While farmers now have more options to market their grain in an open market, he felt they still have good reasons to continue using the CWB.
“One of them is that the government guarantees on the Wheat Board’s pricing and price commitments still exist,” he said. “A second reason is that there is still pooling being provided by the Wheat Board, which was kind of the main feature of the past Wheat Board.”
Anderson’s optimism was not shared by Swift Current area farmer Stewart Wells, who was an elected director of the single-desk CWB. He is currently the chair of the Friends of the Canadian Wheat Board (FCWB), which is challenging the validity of Bill C-18 in court.
“The legacy of the change that Harper has made is really just the transfer of wealth and influence away from farmers,” Wells said. “So it’s not appropriate in any sense to celebrate that. Neither is it appropriate to celebrate the fact that they made the change without letting farmers vote on the subject.”
He felt the influence of prairie farmers on the grain trade is diminished under the new system, as there is no longer any organization with the resources and capacity of the old CWB to be a strong voice for farmers on issues such as the railway revenue cap, grading or the introduction of genetically modified wheat.
Some farmers might still continue to sell their grain through the new CWB because it is what they have always done, but Wells said he will not be one of them.
“The minister is in total control of anything and everything that happens at this Conservative Wheat Board and there’s just no way that I’m going to place my grain in the hands of the minister,” he mentioned. “I guess I would have much more comfort in dealing with private companies just because this government has turned this Conservative Wheat Board into purely a political enterprise.”
At the Kindersley event Prime Minister Harper announced a pardon for the farmers who were convicted in the 1990s for taking grain across the border to sell in the United States and he acknowledged Anderson for suggesting it.
“It seemed to me to be reasonable that they didn’t have to be held accountable for having broken a law in the past that no longer exists,” Anderson said. “It was very well received; there were farmers there that were very excited about that.”

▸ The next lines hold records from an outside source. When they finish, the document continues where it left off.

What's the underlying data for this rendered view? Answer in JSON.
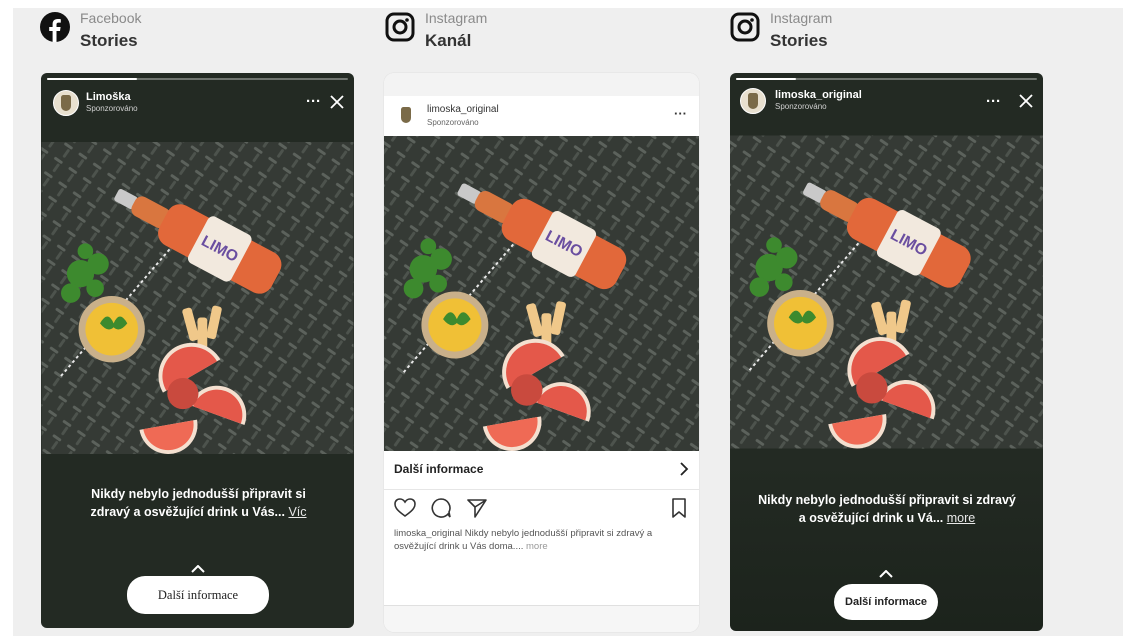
{
  "platforms": [
    {
      "name": "Facebook",
      "format": "Stories",
      "icon": "facebook-icon"
    },
    {
      "name": "Instagram",
      "format": "Kanál",
      "icon": "instagram-icon"
    },
    {
      "name": "Instagram",
      "format": "Stories",
      "icon": "instagram-icon"
    }
  ],
  "fb_story": {
    "username": "Limoška",
    "sponsored": "Sponzorováno",
    "caption": "Nikdy nebylo jednodušší připravit si zdravý a osvěžující drink u Vás...",
    "caption_link": "Víc",
    "cta": "Další informace",
    "progress": 0.3
  },
  "ig_feed": {
    "username": "limoska_original",
    "sponsored": "Sponzorováno",
    "more_info": "Další informace",
    "caption_user": "limoska_original",
    "caption": "Nikdy nebylo jednodušší připravit si zdravý a osvěžující drink u Vás doma....",
    "caption_more": "more"
  },
  "ig_story": {
    "username": "limoska_original",
    "sponsored": "Sponzorováno",
    "caption": "Nikdy nebylo jednodušší připravit si zdravý a osvěžující drink u Vá...",
    "caption_link": "more",
    "cta": "Další informace",
    "progress": 0.2
  },
  "colors": {
    "story_bg": "#232a23",
    "page_bg": "#efefef",
    "plate": "#3a3e3a",
    "juice": "#e2683a",
    "grapefruit": "#e4584a",
    "lemon": "#f0c036",
    "mint": "#3d8a2e"
  }
}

He was not concerned over any negative perceptions that he is condoning illegal behaviour as a result of the pardons.
“There’s a whole history of intimidation and basically what I would call deceit that went on,” he said. “These farmers were just trying to market their own grain, to get their own product to the market as best they could. So certainly I have no apologies to make for having pursued this for them.”
Wells felt the farmers were committing an act of civil disobedience, for which they have to be prepared to take the consequences. He also considered the pardon to be consistent with the Harper government’s approach towards the Wheat Board issue.
“The Harper legacy in this is this tremendous transfer of wealth and influence away from farmers,” he said. “The pardons are a real attempt just to change the channel and distract people from that reality of removing the wealth and influence from farmers.”
(See related story on Page 17)

Read 793 times Last modified on Wednesday, 08 August 2012 14:27